Location, location, location. Jumping the pond and researching records in your country of origin will most likely not be possible unless you figure out where exactly your ancestor lived. You will probably need to know the exact town, county, parish, etc. People who try to find an ancestor at the country level will hit a brick wall, and usually the first lesson is that what may seem like a unique name and surname in the U.S. is often very common in the country of origin. So how do we begin our search?
Start with what you know!
1) Fill out a pedigree chart. Begin with yourself and fill out your parents', your grandparents', and great-grandparents' information. Include information on siblings, if you know it.
Tip: Many beginners make the mistake of focusing only on direct family lines, but in fact, records for siblings of grandparents or great-grandparents may have the tidbit of information you cannot find in the records belonging to your direct ancestor.
2) Interview your family members, starting with the oldest members first. If I had a dime for every time I wished I had interviewed my grandparents or their siblings before they died, I'd be rich by now.
- Videotape or record them, if you can.
- Ask about marriages, deaths, births, traditions, immigration/emigration stories.
- If you google "family history interview questions" you will find several links to help identify the best questions to ask.
- Go through family albums and record your family members' memories.

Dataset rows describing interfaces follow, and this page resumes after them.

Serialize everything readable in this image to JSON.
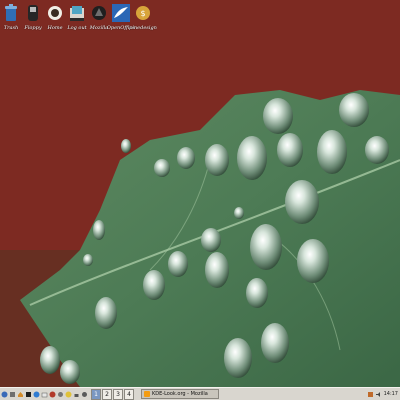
{
  "desktop": {
    "icons": [
      {
        "name": "trash-icon",
        "label": "Trash"
      },
      {
        "name": "floppy-icon",
        "label": "Floppy"
      },
      {
        "name": "home-icon",
        "label": "Home"
      },
      {
        "name": "logout-icon",
        "label": "Log out"
      },
      {
        "name": "mozilla-icon",
        "label": "Mozilla"
      },
      {
        "name": "openoffice-icon",
        "label": "OpenOffice"
      },
      {
        "name": "pinedesign-icon",
        "label": "pinedesign"
      }
    ]
  },
  "taskbar": {
    "pager": [
      "1",
      "2",
      "3",
      "4"
    ],
    "active_desktop": "1",
    "task_title": "KDE-Look.org - Mozilla",
    "clock": "14:17"
  },
  "colors": {
    "wallpaper_background": "#7e2922",
    "leaf": "#4f7d55",
    "taskbar": "#d9d6cf"
  }
}
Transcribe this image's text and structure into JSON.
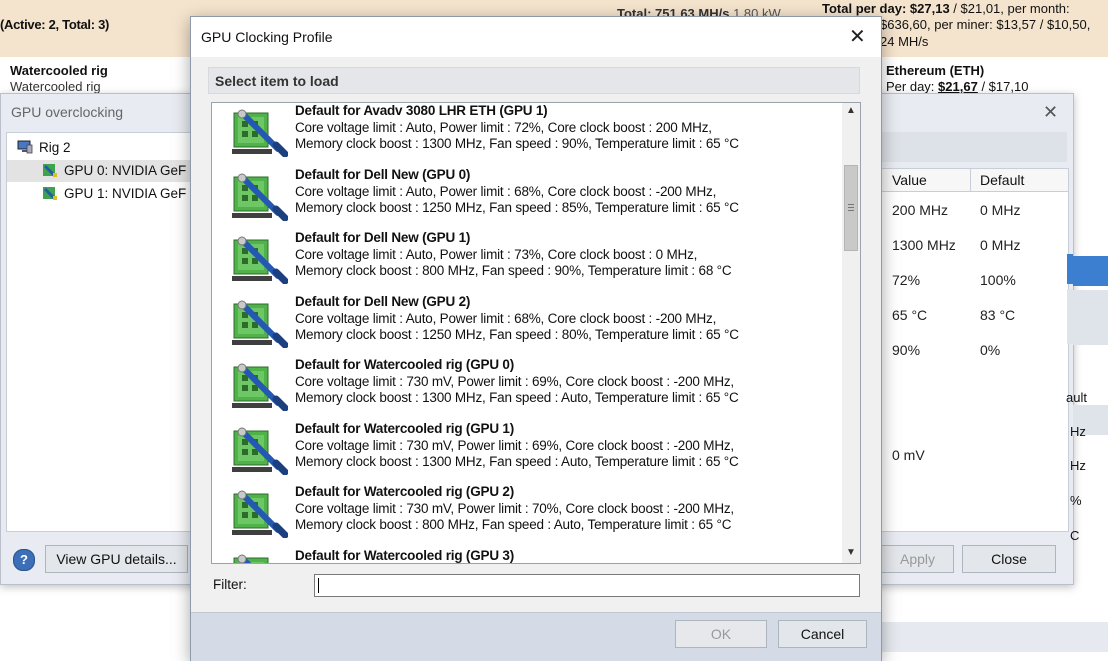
{
  "background": {
    "active_total": "(Active: 2, Total: 3)",
    "rig_name": "Watercooled rig",
    "rig_subname": "Watercooled rig",
    "total_rate_text": "Total: 751,63 MH/s",
    "total_power_text": "1,80 kW",
    "per_day_label": "Total per day:",
    "per_day_value": "$27,13",
    "per_day_rest": "/ $21,01, per month:",
    "per_month_line": "$636,60, per miner: $13,57 / $10,50,",
    "rate_line": "24 MH/s",
    "coin_name": "Ethereum (ETH)",
    "coin_perday_label": "Per day:",
    "coin_perday_value": "$21,67",
    "coin_perday_rest": "/ $17,10"
  },
  "oc_window": {
    "title": "GPU overclocking",
    "tree": {
      "rig": "Rig 2",
      "gpus": [
        "GPU 0: NVIDIA GeF",
        "GPU 1: NVIDIA GeF"
      ]
    },
    "grid": {
      "col_value": "Value",
      "col_default": "Default",
      "rows": [
        {
          "value": "200 MHz",
          "default": "0 MHz"
        },
        {
          "value": "1300 MHz",
          "default": "0 MHz"
        },
        {
          "value": "72%",
          "default": "100%"
        },
        {
          "value": "65 °C",
          "default": "83 °C"
        },
        {
          "value": "90%",
          "default": "0%"
        }
      ],
      "col2_header_fragment": "ault",
      "frag1": "Hz",
      "frag2": "Hz",
      "frag3": "%",
      "frag4": "C",
      "mv_value": "0 mV"
    },
    "buttons": {
      "details": "View GPU details...",
      "apply": "Apply",
      "close": "Close"
    }
  },
  "dialog": {
    "title": "GPU Clocking Profile",
    "section": "Select item to load",
    "items": [
      {
        "name": "Default for Avadv 3080 LHR ETH (GPU 1)",
        "line1": "Core voltage limit : Auto, Power limit : 72%, Core clock boost : 200 MHz,",
        "line2": "Memory clock boost : 1300 MHz, Fan speed : 90%, Temperature limit : 65 °C"
      },
      {
        "name": "Default for Dell New (GPU 0)",
        "line1": "Core voltage limit : Auto, Power limit : 68%, Core clock boost : -200 MHz,",
        "line2": "Memory clock boost : 1250 MHz, Fan speed : 85%, Temperature limit : 65 °C"
      },
      {
        "name": "Default for Dell New (GPU 1)",
        "line1": "Core voltage limit : Auto, Power limit : 73%, Core clock boost : 0 MHz,",
        "line2": "Memory clock boost : 800 MHz, Fan speed : 90%, Temperature limit : 68 °C"
      },
      {
        "name": "Default for Dell New (GPU 2)",
        "line1": "Core voltage limit : Auto, Power limit : 68%, Core clock boost : -200 MHz,",
        "line2": "Memory clock boost : 1250 MHz, Fan speed : 80%, Temperature limit : 65 °C"
      },
      {
        "name": "Default for Watercooled rig (GPU 0)",
        "line1": "Core voltage limit : 730 mV, Power limit : 69%, Core clock boost : -200 MHz,",
        "line2": "Memory clock boost : 1300 MHz, Fan speed : Auto, Temperature limit : 65 °C"
      },
      {
        "name": "Default for Watercooled rig (GPU 1)",
        "line1": "Core voltage limit : 730 mV, Power limit : 69%, Core clock boost : -200 MHz,",
        "line2": "Memory clock boost : 1300 MHz, Fan speed : Auto, Temperature limit : 65 °C"
      },
      {
        "name": "Default for Watercooled rig (GPU 2)",
        "line1": "Core voltage limit : 730 mV, Power limit : 70%, Core clock boost : -200 MHz,",
        "line2": "Memory clock boost : 800 MHz, Fan speed : Auto, Temperature limit : 65 °C"
      },
      {
        "name": "Default for Watercooled rig (GPU 3)",
        "line1": "",
        "line2": ""
      }
    ],
    "filter_label": "Filter:",
    "filter_value": "",
    "ok": "OK",
    "cancel": "Cancel"
  }
}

- If friends or neighbors are available, ask them questions as well.
So get started, and stay tuned for Lesson #2.